Those on the cutting edge of the social constructionist movement “are not interested in natures or essences,” Farrow said. “They are opposed to everything that smacks of essentialism.”
“Man is not male and female,” in their view, he said. “The end game is the abolition of man’s nature.”
When calling man’s nature into question, social constructionists are also calling into question the “dignity that comes from God.”
It is vital Christians “order their thoughts and order them aright” concerning authentic freedom, which is grounded in the understanding God’s creating man, male and female, in His image and oriented towards expressing man’s identity through the good and the true, he said.
“Only the freedom that submits to the truth leads the human person to his true good,” Farrow said, quoting Pope John Paul II. There is a need to help our culture “understand the essential bond between freedom, truth and the good.”
Christians must also “stiffen our resolve to live according to the truth,” he said. He urged Catholics to read John Paul II’s encyclical Veritatis Splendor (The Splendor of Truth) on this its 20th anniversary in order to recover an understanding of the integral relationship of freedom and truth. “Right action ordinarily depends on right thinking,” he said.
Veritatis Splendor warned the “denial of God as the source of truth” could “lead to a democratic form of totalitarianism,” Farrow said, noting the present climate of threats and intimidation to force support for same-sex ‘marriage,’ abortion and euthanasia.
The encyclical can help “with the task of confronting a culture not of dissent but of denial,” and of avoiding “complicity in the denial of truth.”

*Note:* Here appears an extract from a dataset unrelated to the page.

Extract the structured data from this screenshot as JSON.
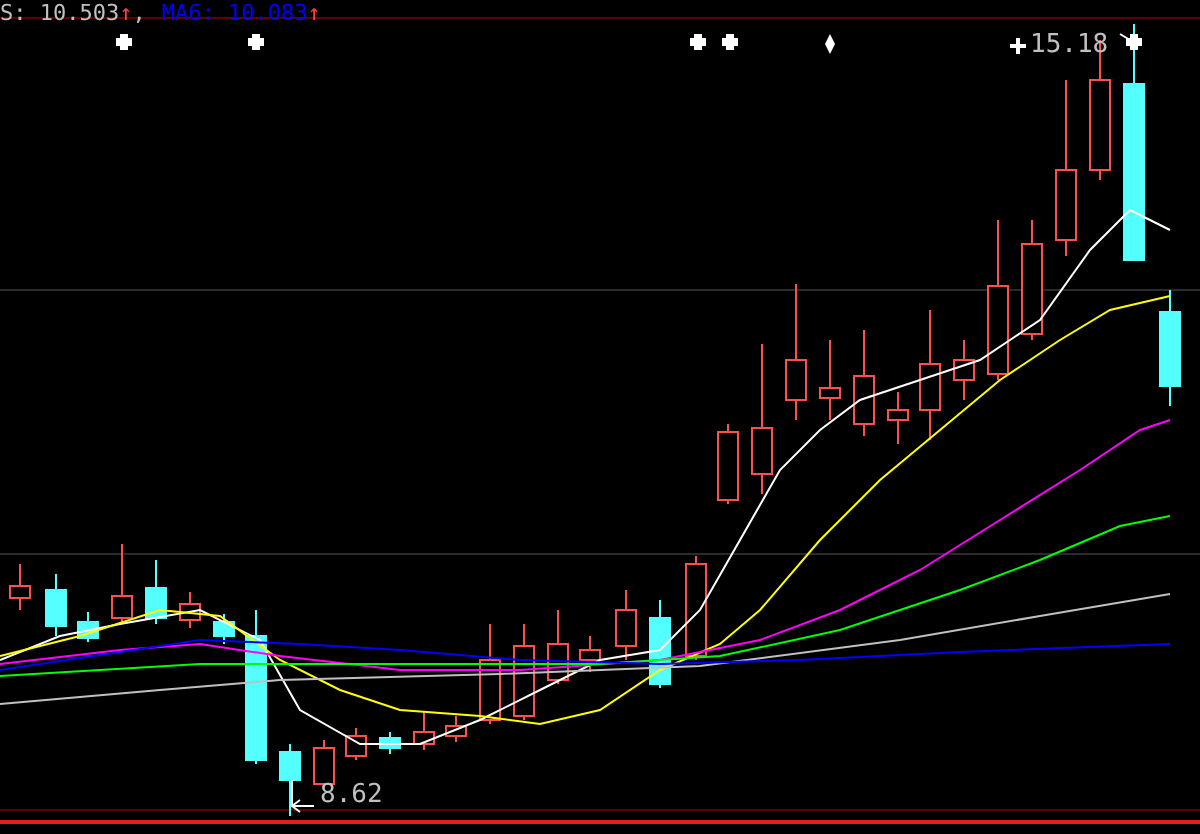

“Serious confusion about good and evil makes it impossible to build up and preserve the moral order,” he said, further quoting Pope John Paul II. The crisis the Pope warned about “has come upon us.”

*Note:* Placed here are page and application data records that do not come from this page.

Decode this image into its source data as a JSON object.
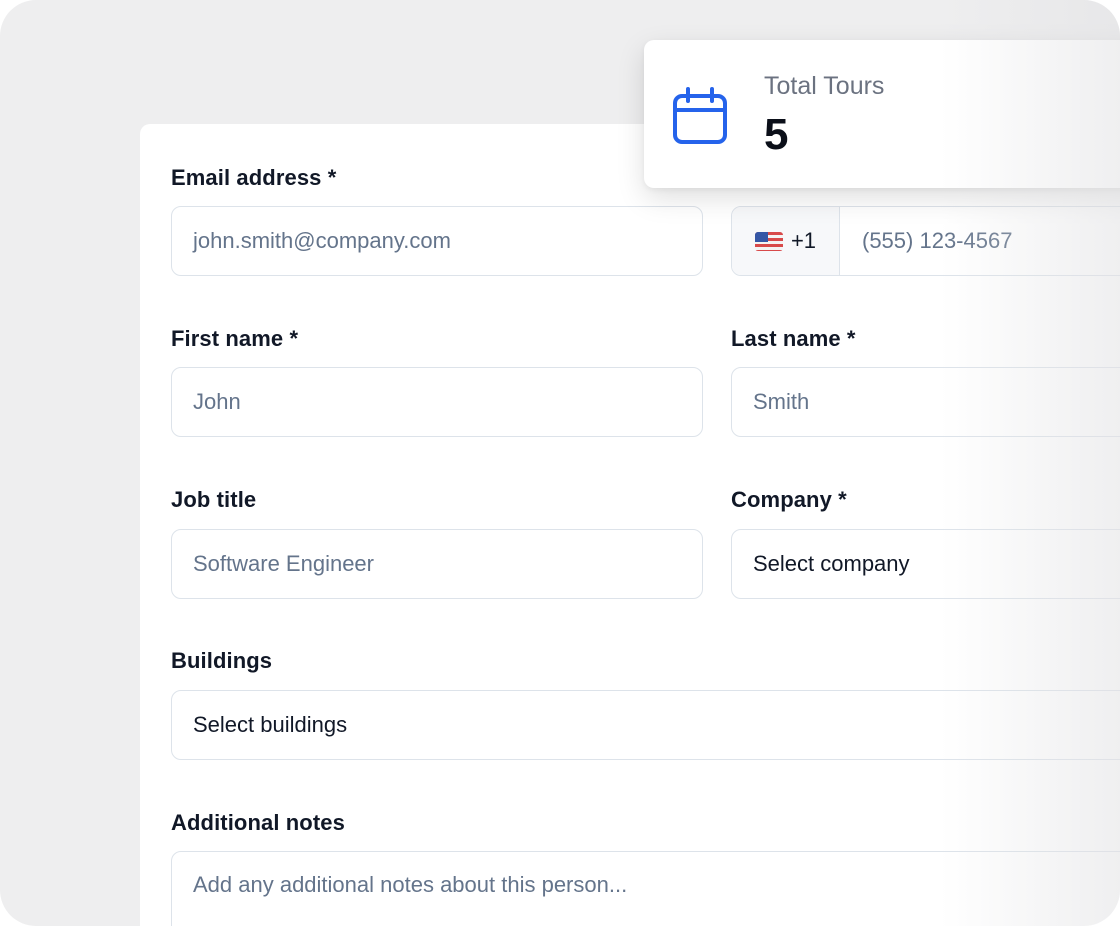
{
  "stat_card": {
    "title": "Total Tours",
    "value": "5",
    "icon": "calendar-icon",
    "accent_color": "#2563eb"
  },
  "form": {
    "email": {
      "label": "Email address *",
      "placeholder": "john.smith@company.com"
    },
    "phone": {
      "country_flag": "us-flag-icon",
      "country_code": "+1",
      "placeholder": "(555) 123-4567"
    },
    "first_name": {
      "label": "First name *",
      "placeholder": "John"
    },
    "last_name": {
      "label": "Last name *",
      "placeholder": "Smith"
    },
    "job_title": {
      "label": "Job title",
      "placeholder": "Software Engineer"
    },
    "company": {
      "label": "Company *",
      "value": "Select company"
    },
    "buildings": {
      "label": "Buildings",
      "value": "Select buildings"
    },
    "notes": {
      "label": "Additional notes",
      "placeholder": "Add any additional notes about this person..."
    }
  }
}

The source of the crisis is the “refusal of the Eucharistic,” he said. A society that fails to honour God and give thanks to Him “becomes futile” in its thinking and disoriented in its behaviour.
The Eucharist has been in a certain sense “the beating heart” of western civilization, but present day society is marked by “a refusal to give thanks” – by “a principle of thanklessness under the banner of secularism.”
Society misunderstands freedom, he said. “For many moderns it is not truth that leads to freedom,” as Jesus taught, “but freedom that leads to truth, but truth then becomes something elusive.”
The main lesson from Veritatis Splendor, he suggested, is that no attempt to resolve the crisis of confusion about good and evil, if it ignores the question of God, is workable. God, as the Supreme Good, constitutes “the unshakeable foundation of morality,” he said.
The Church must therefore bear witness both to Christ, in whom God is known, and to the inviolability of the moral order.
“Maintaining a harmony between freedom and truth occasionally demands uncommon sacrifices, as Pope John Paul II warned us, and this is such a time,” Farrow observed.
He urged the renouncing of “the contraceptive mentality” and related features of our society, especially where the “government allies with ideological and economic forces to enforce it.”
Christians “must practice self-denial,” he said. “They must proclaim that the body is the Lord’s.” If the eclipse of a sense of God leads to an eclipse of the senses of man, we must preach “Jesus Christ and his Resurrection,” and that “the body is for the Lord and the Lord for the body.”
This may land us in trouble.
“We have learned and are learning we cannot rely on an appeal to religious freedom,” said Farrow. “When morality is divorced from faith and faith from morality, religious freedom is immediately suspect.”
“We already see a question arising as to whether religious freedom is a fundamental right,” he said.
Farrow said our notion of human rights and religious freedom is rooted in the Christian faith, but these foundations have been eroded as society veers towards relativism and confusion.
“Christian freedom is not freedom from inconvenience, or even from fines or incarceration. It is freedom for God – freedom for God and for the neighbour.”